I also use the accounts for communicating, a little. So someone will tweet "Is the website down" and we can @reply them and/or make a larger announcement. I track followers, replies and general engagement. There are good tools for this if you are a big organization otherwise just small reports are useful.

I am careful about who the org's account follows but I do also track a saved search for our name (in tweetdeck) and have a short list of groups that the org's account follows so we can DM with them.

Try to have a balance between tweeting about your organization, about your topic and retweeting or interacting with other people in your field. It's good to show that you're part of the twitterverse and not just using it for your own promotion.

Also if you do anything that is image-ful tweet pictures! People engage with them and they look nice on your twitter home page. Don't forget to make sure that page looks nice. Have a bio, links to other pages etc.
posted by jessamyn at 11:25 AM on December 11, 2014 [2 favorites]

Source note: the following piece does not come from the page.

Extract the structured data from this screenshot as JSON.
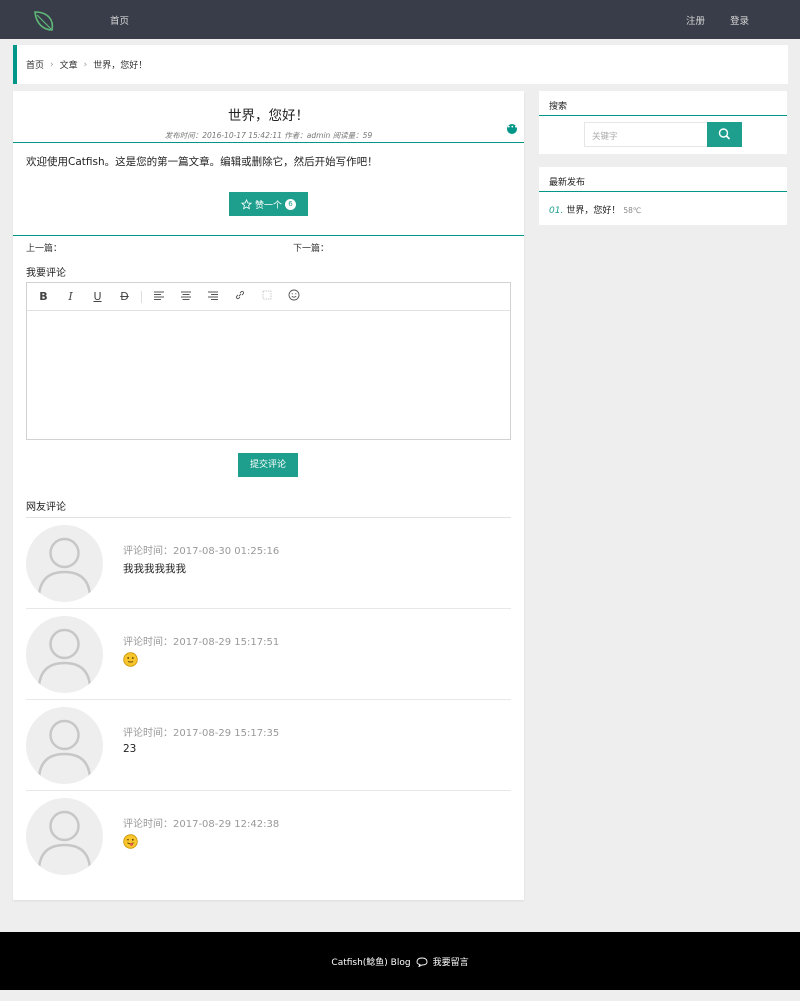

Best answer: Although I don't manage their account, I have watched a professional group I'm involved with have difficulty engaging with Twitter at first, and later become a great example of how professional groups use Twitter.

If your group is not highly tech-oriented, I think the difficulty might be getting enough people in the group who aren't already using Twitter professionally to see the group's Twitter feed as relevant to them, enough to get new users over the learning barrier, which is higher for Twitter than for other social media, or enough to get casual users to bother creating a professional handle (in case they feel they need to separate the two).

If your group also does mass emails or print newsletters, or any other way of distributing info besides LinkedIn updates, consider going beyond "here's the Twitter handle" in those venues -- also provide some answers to "why Twitter?" and "how to get started on Twitter."

After you have tweeted a few times, get a widget installed on the group's website showing the latest from the group's Twitter feed.

Instead of a one-way pipeline from LinkedIn to Twitter, eventually I'd suggest a two-way pipeline with some tweets being posted to LinkedIn.

When your group meets live, provide an official hashtag for those live-tweeting, and RT and favorite them liberally from the official account.

Schedule a Twitter chat outside of regular meetings, Storify it, and provide the link to the Storify on the website, the LinkedIn group, newsletter, etc.
posted by Bentobox Humperdinck at 11:34 AM on December 11, 2014 [1 favorite]


Looks like you have a good plan. I took over the Twitter account for a professional group. We had had a few problems, so I would be cautious about sharing the password and if you do, make sure there are some very clear guidelines. The only other thing I would add is to think about who your account will follow. Automatic follow backs and some odd choices had left our account following some dicey accounts. When I took over the account I basically unfollowed everyone except accounts from our affiliated organizations and commercial members that sponsor us. This has turned out to be a bit limiting, but also gives me cover when asked why we don't follow "Nice Person X" who tweets some good stuff but also tends to drunktweet about football or porn.
posted by Gotanda at 4:16 PM on December 11, 2014 [1 favorite]


« Older Top quality men's boots   |   On evening in Dublin next Monday. What to do? Newer »
This thread is closed to new comments.